Task brief: Wherever a line holds the word "title", copy that line from the data.

(Items from an interface collection)
=-=-=
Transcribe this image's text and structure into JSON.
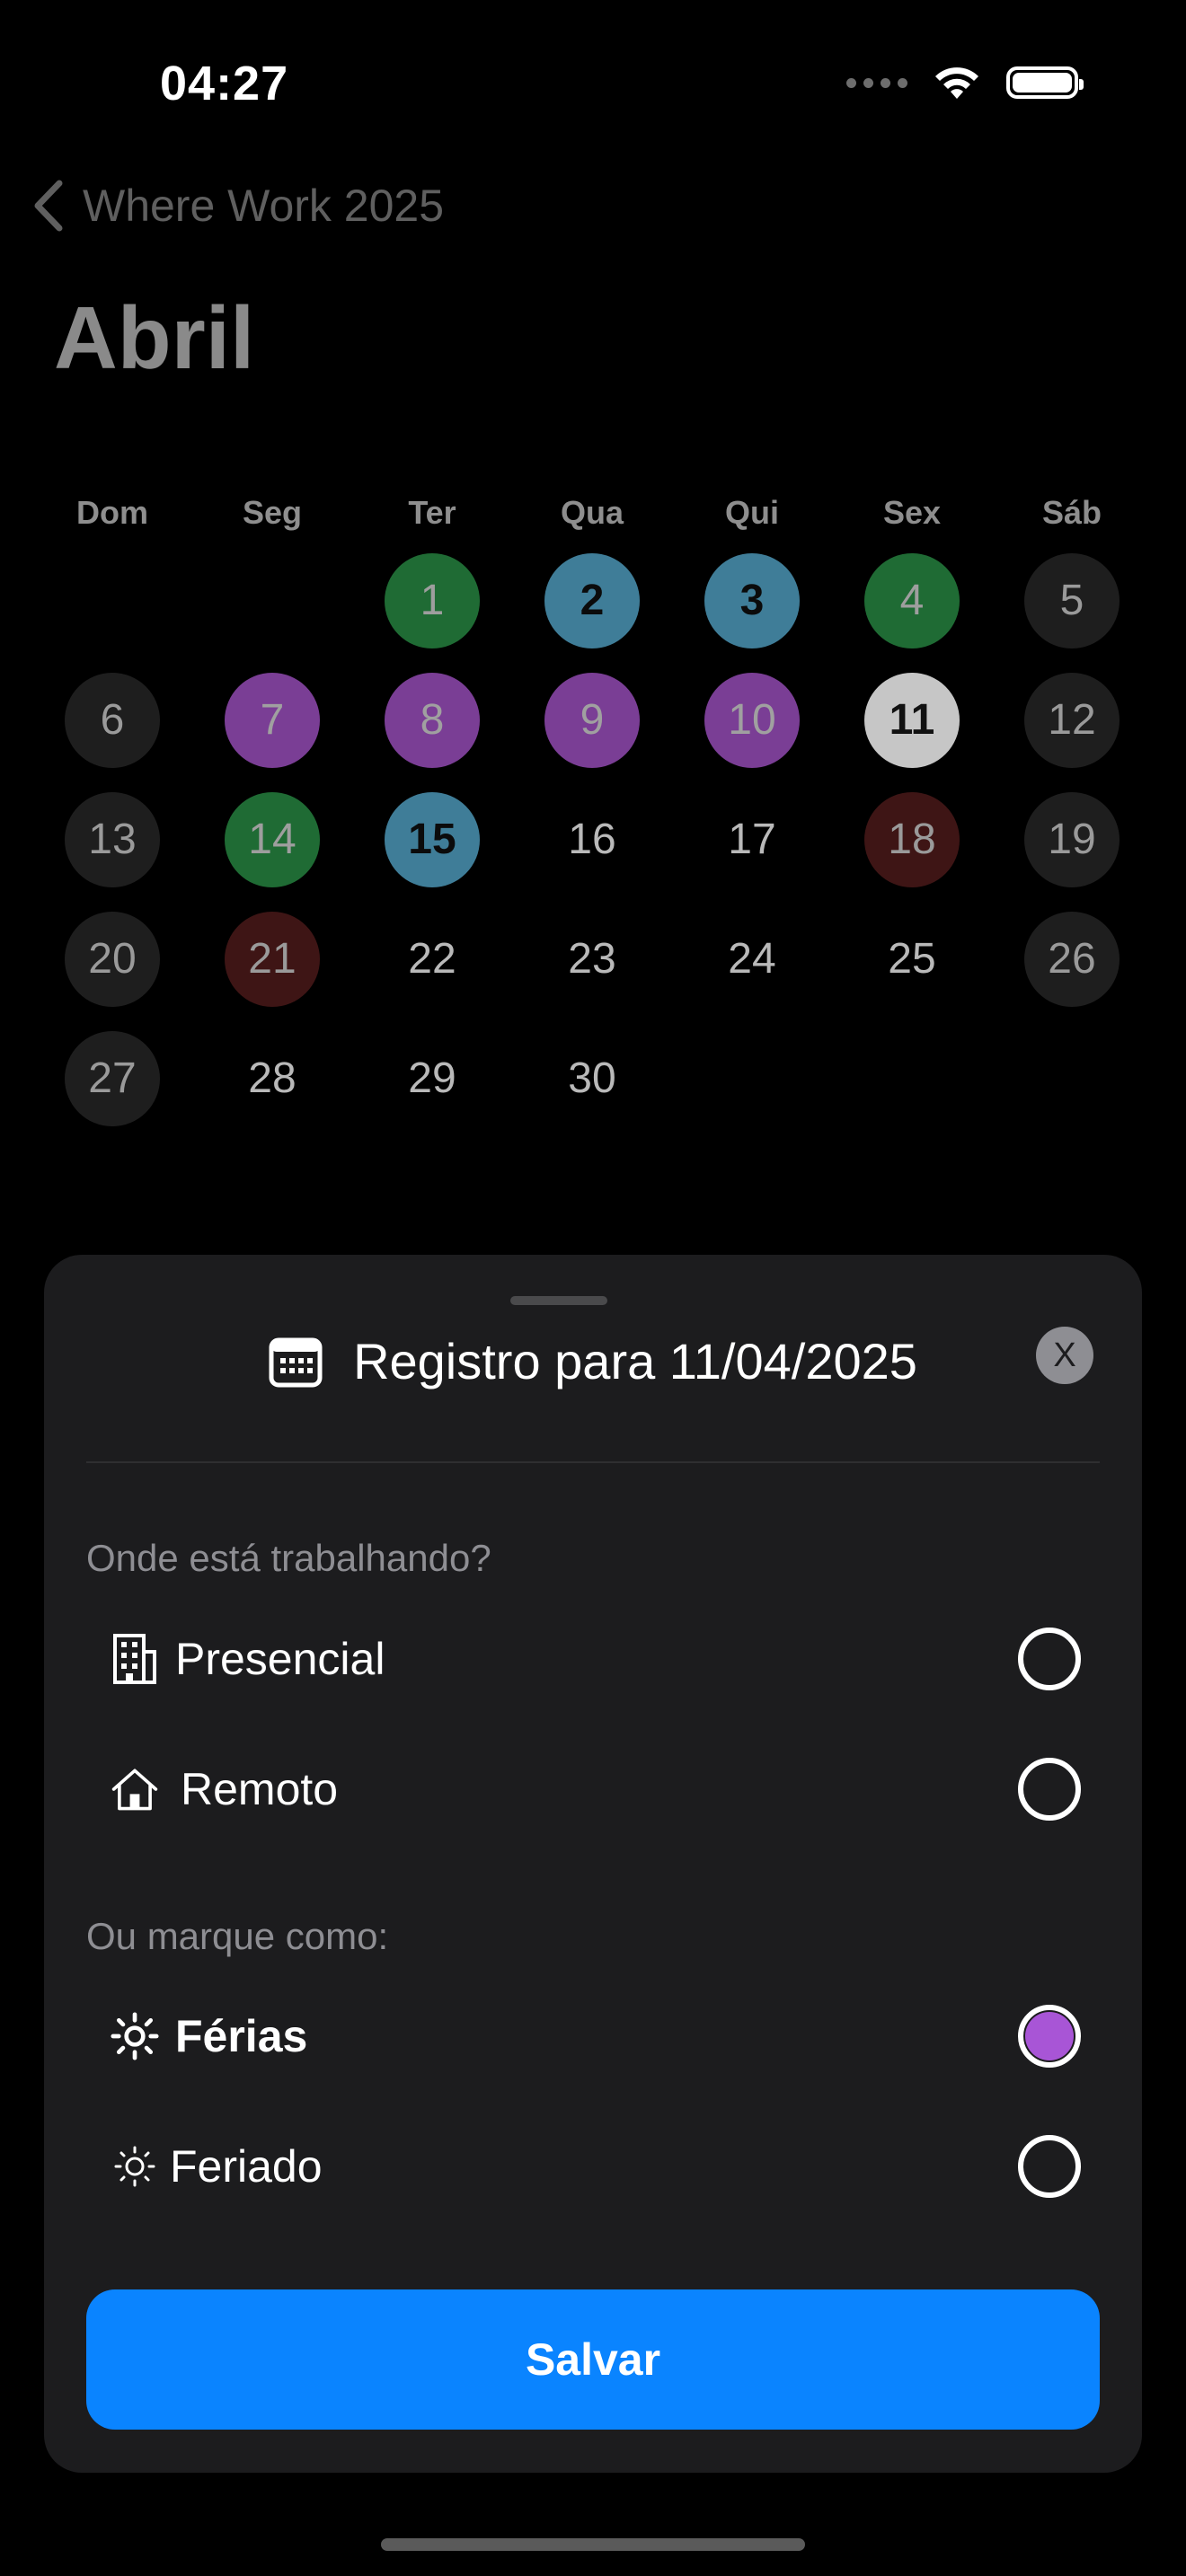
{
  "status_bar": {
    "time": "04:27"
  },
  "nav": {
    "back_label": "Where Work 2025",
    "title": "Abril"
  },
  "calendar": {
    "weekdays": [
      "Dom",
      "Seg",
      "Ter",
      "Qua",
      "Qui",
      "Sex",
      "Sáb"
    ],
    "days": [
      {
        "n": "",
        "s": "empty"
      },
      {
        "n": "",
        "s": "empty"
      },
      {
        "n": "1",
        "s": "green"
      },
      {
        "n": "2",
        "s": "teal"
      },
      {
        "n": "3",
        "s": "teal"
      },
      {
        "n": "4",
        "s": "green"
      },
      {
        "n": "5",
        "s": "weekend"
      },
      {
        "n": "6",
        "s": "weekend"
      },
      {
        "n": "7",
        "s": "purple"
      },
      {
        "n": "8",
        "s": "purple"
      },
      {
        "n": "9",
        "s": "purple"
      },
      {
        "n": "10",
        "s": "purple"
      },
      {
        "n": "11",
        "s": "today"
      },
      {
        "n": "12",
        "s": "weekend"
      },
      {
        "n": "13",
        "s": "weekend"
      },
      {
        "n": "14",
        "s": "green"
      },
      {
        "n": "15",
        "s": "teal"
      },
      {
        "n": "16",
        "s": "plain"
      },
      {
        "n": "17",
        "s": "plain"
      },
      {
        "n": "18",
        "s": "red"
      },
      {
        "n": "19",
        "s": "weekend"
      },
      {
        "n": "20",
        "s": "weekend"
      },
      {
        "n": "21",
        "s": "red"
      },
      {
        "n": "22",
        "s": "plain"
      },
      {
        "n": "23",
        "s": "plain"
      },
      {
        "n": "24",
        "s": "plain"
      },
      {
        "n": "25",
        "s": "plain"
      },
      {
        "n": "26",
        "s": "weekend"
      },
      {
        "n": "27",
        "s": "weekend"
      },
      {
        "n": "28",
        "s": "plain"
      },
      {
        "n": "29",
        "s": "plain"
      },
      {
        "n": "30",
        "s": "plain"
      }
    ]
  },
  "sheet": {
    "title": "Registro para 11/04/2025",
    "close_label": "X",
    "work_question": "Onde está trabalhando?",
    "work_options": [
      {
        "label": "Presencial",
        "icon": "building-icon",
        "selected": false
      },
      {
        "label": "Remoto",
        "icon": "house-icon",
        "selected": false
      }
    ],
    "mark_label": "Ou marque como:",
    "mark_options": [
      {
        "label": "Férias",
        "icon": "sun-icon",
        "selected": true
      },
      {
        "label": "Feriado",
        "icon": "sun-small-icon",
        "selected": false
      }
    ],
    "save_label": "Salvar"
  },
  "colors": {
    "accent": "#0a84ff",
    "vacation": "#a855d6",
    "office": "#1f6b34",
    "remote": "#3f7d98",
    "holiday": "#3e1515",
    "sheet_bg": "#1c1c1e"
  }
}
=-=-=
Response:
    "title": "Abril"
    "title": "Registro para 11/04/2025",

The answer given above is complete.